    Some have raised concerns that Islamic militants might slip into the country under the guise that they are refugees. That argument was raised Thursday in a Senate Judiciary Committee hearing in which Sen. Charles Grassley, R-Iowa, said “ISIS and other terrorist groups have made it abundantly clear that they will use the refugee crisis to try to enter the United States.”

    But State Department witnesses at that hearing said refugees go through a thorough background check before being admitted to this country. Magnuson said that even a fast-tracked application would take months and that it will more likely take 18 months for Syrians starting the process now to show up in Arizona in significant numbers.

    Thoresen said the process can take even longer, citing one Syrian family that his group welcomed last month – three years after leaving Syria for Jordan.

    “If you were ISIS there’s a lot quicker ways to come into the United States than a three-year process of getting refugee status through Jordan or Turkey or Lebanon,” he said. “Terrorists don’t come through refugee channels.”

    Rep. Ruben Gallego, D-Phoenix, said that in addition to our “particular calling as a country to take in refugees,” the U.S. has a responsibility to accept its share. And we should welcome them, he said.
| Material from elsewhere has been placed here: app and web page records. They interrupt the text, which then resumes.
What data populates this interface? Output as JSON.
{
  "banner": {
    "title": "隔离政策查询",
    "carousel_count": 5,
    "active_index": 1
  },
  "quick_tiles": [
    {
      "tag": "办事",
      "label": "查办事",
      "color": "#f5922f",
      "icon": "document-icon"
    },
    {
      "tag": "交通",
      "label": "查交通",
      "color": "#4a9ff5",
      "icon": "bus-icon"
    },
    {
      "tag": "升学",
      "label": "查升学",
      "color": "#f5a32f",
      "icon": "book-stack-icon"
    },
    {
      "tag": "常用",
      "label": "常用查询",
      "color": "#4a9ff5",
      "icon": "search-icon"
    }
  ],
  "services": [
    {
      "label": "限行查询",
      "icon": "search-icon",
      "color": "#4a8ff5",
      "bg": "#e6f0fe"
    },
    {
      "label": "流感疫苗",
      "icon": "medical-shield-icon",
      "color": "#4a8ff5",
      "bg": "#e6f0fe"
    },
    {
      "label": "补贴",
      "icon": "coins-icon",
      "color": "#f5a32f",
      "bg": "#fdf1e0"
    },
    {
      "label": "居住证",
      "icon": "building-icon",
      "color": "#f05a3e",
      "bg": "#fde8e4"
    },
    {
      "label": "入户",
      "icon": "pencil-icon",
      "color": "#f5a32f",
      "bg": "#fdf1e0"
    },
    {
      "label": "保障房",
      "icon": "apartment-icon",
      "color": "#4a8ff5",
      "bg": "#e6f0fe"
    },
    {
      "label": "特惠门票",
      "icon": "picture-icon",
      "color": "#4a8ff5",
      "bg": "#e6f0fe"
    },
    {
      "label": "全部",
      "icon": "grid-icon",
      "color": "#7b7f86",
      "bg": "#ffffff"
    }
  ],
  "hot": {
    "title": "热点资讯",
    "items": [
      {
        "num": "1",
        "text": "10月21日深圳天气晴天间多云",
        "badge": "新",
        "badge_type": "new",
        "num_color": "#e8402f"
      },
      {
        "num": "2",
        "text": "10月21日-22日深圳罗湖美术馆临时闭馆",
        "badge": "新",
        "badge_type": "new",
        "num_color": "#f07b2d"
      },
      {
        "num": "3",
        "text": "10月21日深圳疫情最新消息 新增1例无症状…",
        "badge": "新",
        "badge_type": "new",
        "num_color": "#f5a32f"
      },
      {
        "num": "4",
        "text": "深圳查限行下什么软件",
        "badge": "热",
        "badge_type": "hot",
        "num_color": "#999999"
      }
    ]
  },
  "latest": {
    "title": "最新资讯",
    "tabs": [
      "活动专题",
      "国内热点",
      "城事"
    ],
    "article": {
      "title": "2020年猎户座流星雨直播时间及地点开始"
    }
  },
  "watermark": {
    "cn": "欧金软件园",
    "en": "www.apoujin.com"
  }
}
    “Refugees when they come to the United States end up being the best citizens of this country,” Gallego said. “They’re so grateful to have the opportunity to live in a stable country that’s going to take care of them in their hour of need.”

    Magnuson said her organization’s role is to help all refugees adjust to life in a “brand new environment,” emphasizing basic necessities of employment, education, language, as well as learning about things like leases and rent.

    “The Syrians being one of those (populations), have done pretty well so far from what we’ve seen,” Magnuson said.

    Gallego said the presence of middle class Syrians and other Middle Easterners would be a welcome addition to Phoenix. And Syrians have adapted to life well in Arizona, according to representatives from refugee processing centers in the state.

    “We are a country of immigrants. We’re a country that took in some of the first refugees from all over the world,” Gallego said, “We should continue that legacy.”